co-compiled (i.e. have unique names and/or name spaces), and the problem is brought forward to link time, or perhaps even load time. Files to be linked or loaded are tagged with the feature options so that a build specification need only identify the feature options. Still, just the process of moving these options forward to link time will result in multiple deliverables that have to be managed, and multiple test beds that have to be reloaded. So it should be avoided whenever possible. In any case, the problem is not one which requires the use of branching to solve. The use of branching for variants comes from the reuse of the same file name for each of the different variants, rather than the use of separate file names to support each variant. Common code should reside in the common file, while variant dependent code should reside in a variant specific file (i.e.with a file name specific to the variant).
How hard is it to get the design to follow this rule. Not difficult at all. The most difficult step, by far, is communicating the rule, and the need for it, to all developers, and then ensuring peer reviews identify violations. Apart from that, it is a trivial design change, and one that yields way more benefits than just avoiding variant branches.
A Next Generation Branching Standard?
I apologize for the length of this article. If I had identified additional reasons for branching, you'd see an even longer article. But it was necessary to justify each of the cases, and if you send me some others, I'll deal with them as well.
OK, you might not understand everything here. Or maybe you do but you don't agree with it all (please send your comments). But do you at least agree with the overall philosophy that branching is overloaded? If you do, then I really, really, recommend you go back to the "motivation" paragraph. We're not talking a 5% or 10% reduction in complexity here. No it's more like the difference between Assembly language code and Python scripts. When branching is simplified, automation increases.
Am I recommending Stream-Based Branching as a CM Best Practice? Not completely. Not at this point in time. It is one way to bring sanity to branching but it won't work for all projects for various reasons. I know of several companies which have used or tended to this future "standard" for their branching - often with their own home grown tools or scripting. But I also know of projects in some of these same companies that have stuck with various other branching strategies and patterns.

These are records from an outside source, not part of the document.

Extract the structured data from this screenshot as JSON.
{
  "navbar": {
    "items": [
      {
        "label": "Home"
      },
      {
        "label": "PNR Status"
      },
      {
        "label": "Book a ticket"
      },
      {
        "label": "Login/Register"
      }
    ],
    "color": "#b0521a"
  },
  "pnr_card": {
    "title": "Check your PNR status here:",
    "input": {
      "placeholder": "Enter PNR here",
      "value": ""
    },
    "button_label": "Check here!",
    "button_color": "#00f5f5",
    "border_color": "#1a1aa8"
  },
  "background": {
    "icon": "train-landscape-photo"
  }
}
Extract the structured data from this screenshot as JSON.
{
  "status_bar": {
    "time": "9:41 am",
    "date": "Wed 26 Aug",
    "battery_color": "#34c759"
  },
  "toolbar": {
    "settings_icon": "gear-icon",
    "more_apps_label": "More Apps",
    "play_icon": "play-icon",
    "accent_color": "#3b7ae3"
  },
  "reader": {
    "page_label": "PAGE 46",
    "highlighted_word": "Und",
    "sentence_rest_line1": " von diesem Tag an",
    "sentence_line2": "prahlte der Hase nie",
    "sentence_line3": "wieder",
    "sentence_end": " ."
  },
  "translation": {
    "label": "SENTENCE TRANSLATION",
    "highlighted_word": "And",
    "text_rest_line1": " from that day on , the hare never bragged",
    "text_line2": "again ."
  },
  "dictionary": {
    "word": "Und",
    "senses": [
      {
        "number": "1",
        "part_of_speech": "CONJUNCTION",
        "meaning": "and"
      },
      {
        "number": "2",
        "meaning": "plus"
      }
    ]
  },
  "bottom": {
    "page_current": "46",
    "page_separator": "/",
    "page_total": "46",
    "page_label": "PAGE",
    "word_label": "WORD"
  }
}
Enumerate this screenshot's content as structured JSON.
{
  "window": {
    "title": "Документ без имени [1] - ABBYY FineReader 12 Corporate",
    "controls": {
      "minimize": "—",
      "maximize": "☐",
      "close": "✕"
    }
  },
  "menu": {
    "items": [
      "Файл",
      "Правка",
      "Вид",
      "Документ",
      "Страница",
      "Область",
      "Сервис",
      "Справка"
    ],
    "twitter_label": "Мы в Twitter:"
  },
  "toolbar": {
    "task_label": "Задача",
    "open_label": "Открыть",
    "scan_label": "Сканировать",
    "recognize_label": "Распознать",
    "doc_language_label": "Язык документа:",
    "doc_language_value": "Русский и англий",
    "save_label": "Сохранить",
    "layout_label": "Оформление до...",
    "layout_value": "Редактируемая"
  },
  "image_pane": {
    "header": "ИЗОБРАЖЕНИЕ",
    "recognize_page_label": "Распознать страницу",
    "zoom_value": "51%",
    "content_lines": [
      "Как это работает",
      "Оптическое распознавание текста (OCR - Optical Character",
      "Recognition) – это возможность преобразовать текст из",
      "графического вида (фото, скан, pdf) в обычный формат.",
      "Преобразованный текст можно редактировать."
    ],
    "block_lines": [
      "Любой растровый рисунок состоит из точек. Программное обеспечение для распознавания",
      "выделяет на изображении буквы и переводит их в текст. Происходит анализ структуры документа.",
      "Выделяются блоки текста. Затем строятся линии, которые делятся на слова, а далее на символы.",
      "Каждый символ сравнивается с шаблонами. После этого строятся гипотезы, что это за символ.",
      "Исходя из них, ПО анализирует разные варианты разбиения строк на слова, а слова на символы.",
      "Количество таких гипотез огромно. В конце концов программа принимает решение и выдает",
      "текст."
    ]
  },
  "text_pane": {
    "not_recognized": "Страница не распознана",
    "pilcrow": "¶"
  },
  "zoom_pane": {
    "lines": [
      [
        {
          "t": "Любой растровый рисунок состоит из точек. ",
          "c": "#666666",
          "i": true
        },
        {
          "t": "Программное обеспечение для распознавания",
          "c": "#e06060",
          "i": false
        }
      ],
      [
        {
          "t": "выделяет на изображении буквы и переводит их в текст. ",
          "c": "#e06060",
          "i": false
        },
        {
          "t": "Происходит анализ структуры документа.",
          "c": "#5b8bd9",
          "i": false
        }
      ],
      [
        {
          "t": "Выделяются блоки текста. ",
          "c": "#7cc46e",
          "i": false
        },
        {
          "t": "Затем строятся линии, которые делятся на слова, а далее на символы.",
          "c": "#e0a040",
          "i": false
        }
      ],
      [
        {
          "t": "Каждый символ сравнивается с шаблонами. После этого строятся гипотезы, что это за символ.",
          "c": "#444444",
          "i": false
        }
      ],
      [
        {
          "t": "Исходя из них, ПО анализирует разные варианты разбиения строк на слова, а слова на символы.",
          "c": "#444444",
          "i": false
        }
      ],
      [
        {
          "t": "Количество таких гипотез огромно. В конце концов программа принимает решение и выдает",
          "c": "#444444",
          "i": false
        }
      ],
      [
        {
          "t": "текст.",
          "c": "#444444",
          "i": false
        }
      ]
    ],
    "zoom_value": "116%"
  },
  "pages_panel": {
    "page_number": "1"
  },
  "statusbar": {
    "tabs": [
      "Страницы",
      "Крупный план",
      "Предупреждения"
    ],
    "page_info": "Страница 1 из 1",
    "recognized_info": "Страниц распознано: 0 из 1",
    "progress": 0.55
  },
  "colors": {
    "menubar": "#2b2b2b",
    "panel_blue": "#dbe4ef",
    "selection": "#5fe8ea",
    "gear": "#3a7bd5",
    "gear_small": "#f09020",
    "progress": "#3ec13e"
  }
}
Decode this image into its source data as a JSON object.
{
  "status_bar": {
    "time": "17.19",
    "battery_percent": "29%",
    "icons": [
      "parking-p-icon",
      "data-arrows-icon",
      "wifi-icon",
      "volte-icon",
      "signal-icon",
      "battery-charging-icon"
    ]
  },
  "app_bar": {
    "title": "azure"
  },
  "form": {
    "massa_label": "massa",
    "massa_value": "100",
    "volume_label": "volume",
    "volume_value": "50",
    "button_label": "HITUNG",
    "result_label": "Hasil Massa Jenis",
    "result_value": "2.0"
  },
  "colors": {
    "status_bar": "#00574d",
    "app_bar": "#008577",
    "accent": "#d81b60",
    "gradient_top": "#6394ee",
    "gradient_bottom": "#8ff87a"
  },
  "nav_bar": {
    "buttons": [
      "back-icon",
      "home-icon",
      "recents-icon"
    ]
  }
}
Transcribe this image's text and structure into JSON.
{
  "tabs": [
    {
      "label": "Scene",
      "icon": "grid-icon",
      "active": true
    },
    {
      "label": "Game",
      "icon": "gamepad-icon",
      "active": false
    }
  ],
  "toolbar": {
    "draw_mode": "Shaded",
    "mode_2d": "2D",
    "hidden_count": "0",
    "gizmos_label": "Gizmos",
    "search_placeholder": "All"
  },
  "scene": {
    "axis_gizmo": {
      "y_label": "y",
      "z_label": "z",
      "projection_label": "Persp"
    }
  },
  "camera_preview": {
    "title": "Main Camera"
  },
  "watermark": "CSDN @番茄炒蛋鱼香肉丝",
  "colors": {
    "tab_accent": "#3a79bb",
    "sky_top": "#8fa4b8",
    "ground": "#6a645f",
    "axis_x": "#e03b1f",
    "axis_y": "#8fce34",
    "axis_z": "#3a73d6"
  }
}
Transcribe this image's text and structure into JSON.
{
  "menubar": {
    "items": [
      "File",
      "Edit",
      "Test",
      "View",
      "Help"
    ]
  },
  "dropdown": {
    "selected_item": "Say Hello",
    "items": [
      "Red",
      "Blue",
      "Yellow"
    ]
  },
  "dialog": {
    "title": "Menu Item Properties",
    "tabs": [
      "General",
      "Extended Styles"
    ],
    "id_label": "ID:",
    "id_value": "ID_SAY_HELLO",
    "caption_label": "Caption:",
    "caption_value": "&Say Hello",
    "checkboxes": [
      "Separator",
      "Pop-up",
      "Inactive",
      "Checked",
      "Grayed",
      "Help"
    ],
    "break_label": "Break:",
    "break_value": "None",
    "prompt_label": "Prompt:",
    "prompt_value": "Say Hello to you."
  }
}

So why a standard as opposed to a branching strategy or pattern? Well, a strategy is a good, perhaps rigid, guideline, and possibly even more beneficial to an organization than a standard. However, in order for the industry to embrace it, a standard is required. When a standard is embraced industry-wide, in whole or in part, the industry tools can anticipate behavior. So, for example, if you have to move from one tool to another, your existing branching strategy may not map onto the new tool. This in turn can turn what might be a few days work into a few months of work. If the branching strategy is supported across tools, you will not have to limit your choices. The industry CM tools can also help to automate CM more effectively when specific standards are in place. It is not a downside that not all CM projects will embrace the standard. Not everyone uses Bluetooth. Not everyone uses ISDN. But for